Designers of embedded-vision systems practice an often unrecognized and valuable art—and one they should capitalize on.

In Vision Systems Design, we present articles describing how system integrators have developed products using off-the-shelf components. While a variety of lenses, frame grabbers, embedded processors, and machine-vision software are available to build these systems, many applications in medical, defense, and industrial applications require the use of custom, embedded designs. Like consumer-based CCD cameras, these imaging systems are designed so that specific tasks can be easily performed by an end user.

While trade shows such as The Vision Show (Boston, MA, USA; June 10–12) allow vendors to exhibit OEM components, these products may not prove useful in small, embedded applications, and the system may have to be designed from scratch. For the designer of these products, it is not easy to identify the components or subassemblies needed.

Specialty embedded events such as the Embedded Systems Conference focus more on components and operating systems; other shows such as Medical Design & Manufacturing aim to bring together both the components and production equipment used in medical applications. Unfortunately, attending every trade show that pertains peripherally to machine vision and image processing is not possible for most engineers or engineering managers.

Despite the power of search engines such as Google, the variety of options or companies that assist in the design of embedded imaging or machine-vision systems is not immediately apparent. On a recent trip to New York, for example, I uncovered two companies involved in embedded system design. One, D3 Engineering (Rochester, NY, USA; www.d3engineering.com), provides DSP engineering services based on the Texas Instruments range of DSPs to companies involved in machine-vision, automotive, and medical markets. With a camera-development kit and SDK, the company currently supports more than 20 different imager types for embedded imaging applications. The other, Imaging Solutions Group (ISG; Fairport, NY, USA; www.isgchips.com) had designed a portable arthroscope based on a custom CMOS color imager that you can read about on page 20 of this issue.
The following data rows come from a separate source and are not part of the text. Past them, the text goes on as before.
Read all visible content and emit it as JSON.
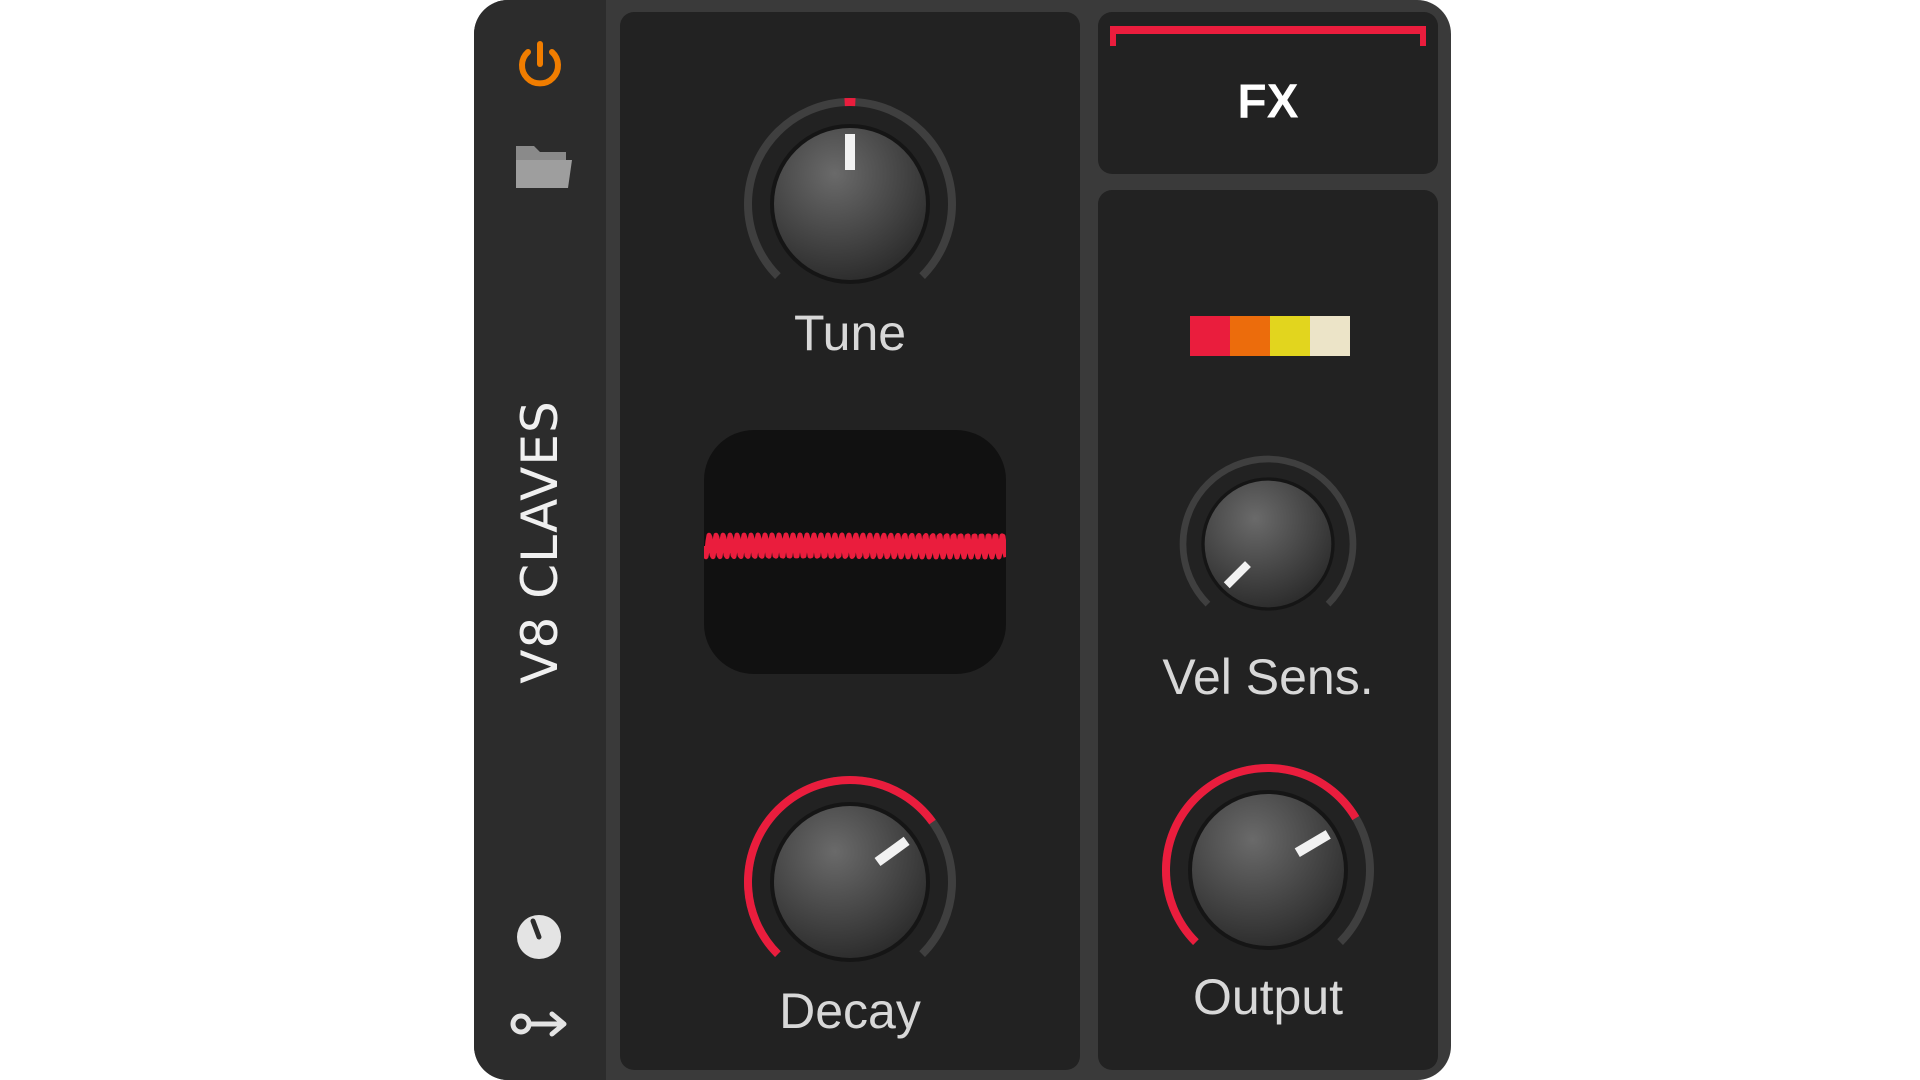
{
  "device": {
    "title": "V8 CLAVES"
  },
  "sidebar": {
    "icons": [
      {
        "name": "power-icon",
        "color": "#f07d00"
      },
      {
        "name": "folder-icon",
        "color": "#9a9a9a"
      },
      {
        "name": "modulation-knob-icon",
        "color": "#e0e0e0"
      },
      {
        "name": "key-arrow-icon",
        "color": "#e0e0e0"
      }
    ]
  },
  "knobs": {
    "tune": {
      "label": "Tune",
      "value": 0.5,
      "bipolar": true
    },
    "decay": {
      "label": "Decay",
      "value": 0.7
    },
    "vel_sens": {
      "label": "Vel Sens.",
      "value": 0.0
    },
    "output": {
      "label": "Output",
      "value": 0.72
    }
  },
  "fx": {
    "label": "FX"
  },
  "swatches": [
    "#ea1d3d",
    "#ec6c0c",
    "#e2d51e",
    "#ece4c8"
  ],
  "colors": {
    "accent": "#ea1d3d",
    "track": "#3f3f3f",
    "pointer": "#f2f2f2"
  }
}
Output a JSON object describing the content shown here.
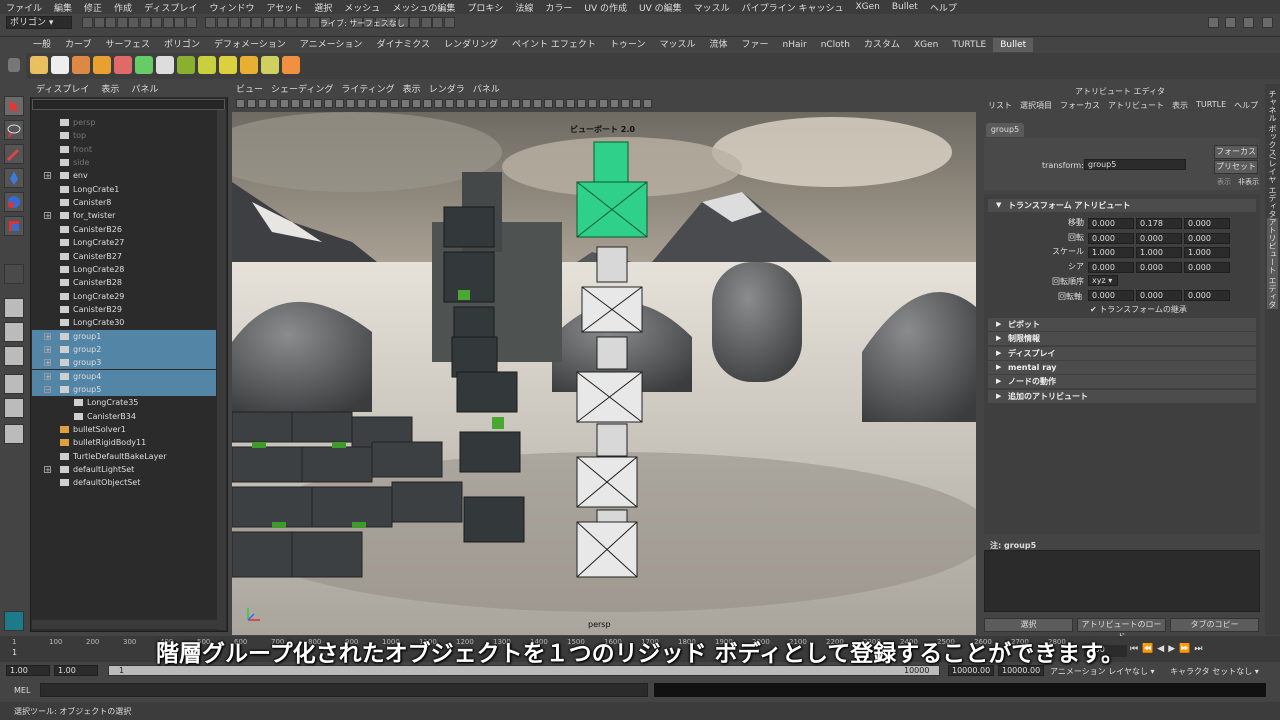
{
  "menubar": [
    "ファイル",
    "編集",
    "修正",
    "作成",
    "ディスプレイ",
    "ウィンドウ",
    "アセット",
    "選択",
    "メッシュ",
    "メッシュの編集",
    "プロキシ",
    "法線",
    "カラー",
    "UV の作成",
    "UV の編集",
    "マッスル",
    "パイプライン キャッシュ",
    "XGen",
    "Bullet",
    "ヘルプ"
  ],
  "status": {
    "mode": "ポリゴン",
    "live_label": "ライブ: サーフェスなし"
  },
  "shelf_tabs": [
    "一般",
    "カーブ",
    "サーフェス",
    "ポリゴン",
    "デフォメーション",
    "アニメーション",
    "ダイナミクス",
    "レンダリング",
    "ペイント エフェクト",
    "トゥーン",
    "マッスル",
    "流体",
    "ファー",
    "nHair",
    "nCloth",
    "カスタム",
    "XGen",
    "TURTLE",
    "Bullet"
  ],
  "shelf_active": "Bullet",
  "outliner": {
    "menu": [
      "ディスプレイ",
      "表示",
      "パネル"
    ],
    "items": [
      {
        "label": "persp",
        "dim": true
      },
      {
        "label": "top",
        "dim": true
      },
      {
        "label": "front",
        "dim": true
      },
      {
        "label": "side",
        "dim": true
      },
      {
        "label": "env"
      },
      {
        "label": "LongCrate1"
      },
      {
        "label": "Canister8"
      },
      {
        "label": "for_twister"
      },
      {
        "label": "CanisterB26"
      },
      {
        "label": "LongCrate27"
      },
      {
        "label": "CanisterB27"
      },
      {
        "label": "LongCrate28"
      },
      {
        "label": "CanisterB28"
      },
      {
        "label": "LongCrate29"
      },
      {
        "label": "CanisterB29"
      },
      {
        "label": "LongCrate30"
      },
      {
        "label": "group1",
        "sel": true
      },
      {
        "label": "group2",
        "sel": true
      },
      {
        "label": "group3",
        "sel": true
      },
      {
        "label": "group4",
        "sel": true
      },
      {
        "label": "group5",
        "sel": true
      },
      {
        "label": "LongCrate35"
      },
      {
        "label": "CanisterB34"
      },
      {
        "label": "bulletSolver1"
      },
      {
        "label": "bulletRigidBody11"
      },
      {
        "label": "TurtleDefaultBakeLayer"
      },
      {
        "label": "defaultLightSet"
      },
      {
        "label": "defaultObjectSet"
      }
    ]
  },
  "viewport": {
    "menu": [
      "ビュー",
      "シェーディング",
      "ライティング",
      "表示",
      "レンダラ",
      "パネル"
    ],
    "hud_title": "ビューポート 2.0",
    "camera": "persp"
  },
  "attribute_editor": {
    "title": "アトリビュート エディタ",
    "menu": [
      "リスト",
      "選択項目",
      "フォーカス",
      "アトリビュート",
      "表示",
      "TURTLE",
      "ヘルプ"
    ],
    "tab": "group5",
    "transform_label": "transform:",
    "transform_value": "group5",
    "btn_focus": "フォーカス",
    "btn_preset": "プリセット",
    "show_label": "表示",
    "hide_label": "非表示",
    "section": "トランスフォーム アトリビュート",
    "rows": [
      {
        "label": "移動",
        "values": [
          "0.000",
          "0.178",
          "0.000"
        ]
      },
      {
        "label": "回転",
        "values": [
          "0.000",
          "0.000",
          "0.000"
        ]
      },
      {
        "label": "スケール",
        "values": [
          "1.000",
          "1.000",
          "1.000"
        ]
      },
      {
        "label": "シア",
        "values": [
          "0.000",
          "0.000",
          "0.000"
        ]
      }
    ],
    "rotate_order_label": "回転順序",
    "rotate_order": "xyz",
    "rotate_axis_label": "回転軸",
    "rotate_axis": [
      "0.000",
      "0.000",
      "0.000"
    ],
    "inherit_label": "トランスフォームの継承",
    "frames": [
      "ピボット",
      "制限情報",
      "ディスプレイ",
      "mental ray",
      "ノードの動作",
      "追加のアトリビュート"
    ],
    "notes_label": "注: group5",
    "bottom_buttons": [
      "選択",
      "アトリビュートのロード",
      "タブのコピー"
    ],
    "side_tabs": [
      "チャネル ボックス/レイヤ エディタ",
      "アトリビュート エディタ"
    ]
  },
  "timeline": {
    "ticks": [
      "1",
      "100",
      "200",
      "300",
      "400",
      "500",
      "600",
      "700",
      "800",
      "900",
      "1000",
      "1100",
      "1200",
      "1300",
      "1400",
      "1500",
      "1600",
      "1700",
      "1800",
      "1900",
      "2000",
      "2100",
      "2200",
      "2300",
      "2400",
      "2500",
      "2600",
      "2700",
      "2800"
    ],
    "current": "1.00",
    "start": "1",
    "range_start": "1.00",
    "range_start2": "1.00",
    "range_mark": "1",
    "end": "10000",
    "end2": "10000.00",
    "end3": "10000.00",
    "anim_layer": "アニメーション レイヤなし",
    "char_set": "キャラクタ セットなし"
  },
  "cmdline_label": "MEL",
  "helpline": "選択ツール: オブジェクトの選択",
  "subtitle": "階層グループ化されたオブジェクトを１つのリジッド ボディとして登録することができます。"
}
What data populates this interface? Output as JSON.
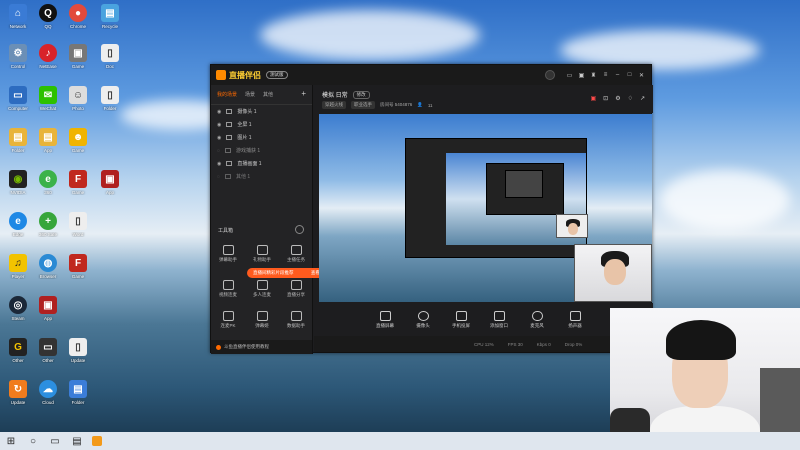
{
  "desktop": {
    "icons": [
      "Network",
      "QQ",
      "Chrome",
      "Recycle",
      "Control",
      "NetEase",
      "Game",
      "Doc",
      "Computer",
      "WeChat",
      "Photo",
      "Folder",
      "Folder",
      "App",
      "Game",
      "Game",
      "NVIDIA",
      "360",
      "Game",
      "App",
      "Edge",
      "360 Safe",
      "Word",
      "Other",
      "Player",
      "Browser",
      "Game",
      "Other",
      "Steam",
      "App",
      "Other",
      "Other",
      "Update",
      "Cloud",
      "Folder",
      "Folder"
    ]
  },
  "window": {
    "logo_text": "直播伴侣",
    "version_badge": "测试版",
    "tabs": [
      "我的场景",
      "场景",
      "其他"
    ],
    "sources": [
      "摄像头 1",
      "全屏 1",
      "图片 1",
      "游戏捕获 1",
      "直播画面 1",
      "其他 1"
    ],
    "tools_title": "工具箱",
    "tools": [
      "弹幕助手",
      "礼物助手",
      "主播任务",
      "视频连麦",
      "多人连麦",
      "直播分享",
      "连麦PK",
      "弹幕姬",
      "数据助手",
      "其他工具",
      "更多工具",
      "设置"
    ],
    "banner_text": "直播间精彩片段推荐",
    "banner_action": "查看",
    "footer_text": "斗鱼直播伴侣使用教程",
    "room_title": "模拟 日常",
    "edit_label": "修改",
    "meta_tag1": "穿越火线",
    "meta_tag2": "职业选手",
    "meta_id": "房间号 5404876",
    "meta_count": "11",
    "controls": [
      "直播屏幕",
      "摄像头",
      "手机投屏",
      "添加窗口",
      "麦克风",
      "扬声器"
    ],
    "status": [
      "CPU 12%",
      "FPS 30",
      "Kbps 0",
      "Drop 0%"
    ]
  },
  "taskbar": {
    "search_icon": "search-icon",
    "items": [
      "windows-icon",
      "search-icon",
      "task-view-icon",
      "file-explorer-icon",
      "app-icon"
    ]
  }
}
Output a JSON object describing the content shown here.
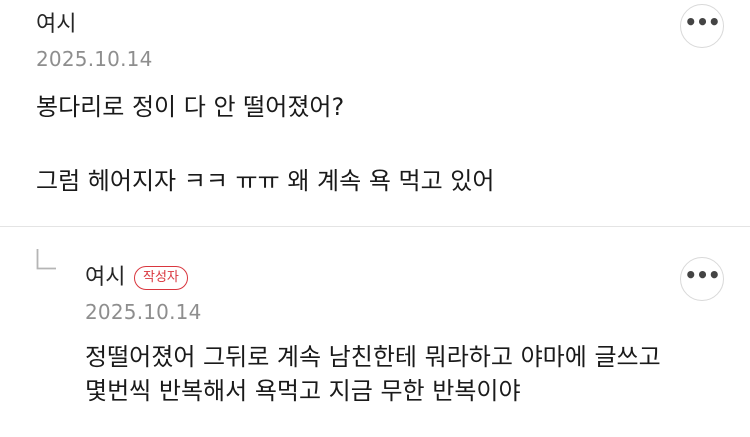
{
  "comments": [
    {
      "author": "여시",
      "date": "2025.10.14",
      "lines": [
        "봉다리로 정이 다 안 떨어졌어?",
        "그럼 헤어지자 ㅋㅋ ㅠㅠ 왜 계속 욕 먹고 있어"
      ],
      "more_label": "•••"
    },
    {
      "author": "여시",
      "badge": "작성자",
      "date": "2025.10.14",
      "lines": [
        "정떨어졌어 그뒤로 계속 남친한테 뭐라하고 야마에 글쓰고",
        "몇번씩 반복해서 욕먹고 지금 무한 반복이야"
      ],
      "more_label": "•••"
    }
  ],
  "icons": {
    "more": "more-horizontal-icon",
    "reply": "reply-arrow-icon"
  },
  "colors": {
    "badge": "#d9363e",
    "date": "#8e8e8e",
    "divider": "#e4e4e4"
  }
}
Unsung heroes
Products such as those from D3 Engineering and ISG thus appear as specialized cameras or products from companies in the medical market. However, there remains a general lack of awareness of these engineering companies by those who may require their services. The reason is twofold: these companies are relatively small and do not have the time or money to spend on self-promotion, and, because no trade show specifically targets embedded imaging, their full capabilities cannot be readily displayed. The very nature of trade shows and the limited budgets of most embedded-systems-design companies means an embedded vision show may not be viable.

To promote their services, these specialized design houses often join partner programs created by vendors of imagers, DSPs, and software. By word of mouth, customers are referred to the custom embedded-design houses. However, those looking for help with their embedded designs are more likely to find resources from press releases, advertising, and trade-show presence from more established vendors. The reason, perhaps, is that companies involved in developing cameras, for example, are more likely to understand how to tailor their product for an embedded application.

While contract work by developers of embedded imaging systems may provide revenue for a few embedded-design companies, their end-user products may prove more lucrative for companies that have commissioned projects. To ensure the future of their companies, many have chosen to spin out the technology developed for others into new products. By doing so, companies previously thought of as specialized design houses will achieve the engineering recognition and financial rewards they deserve.

 

andy

 

 

 

 

Andy Wilson, editor
andyw@pennwell.com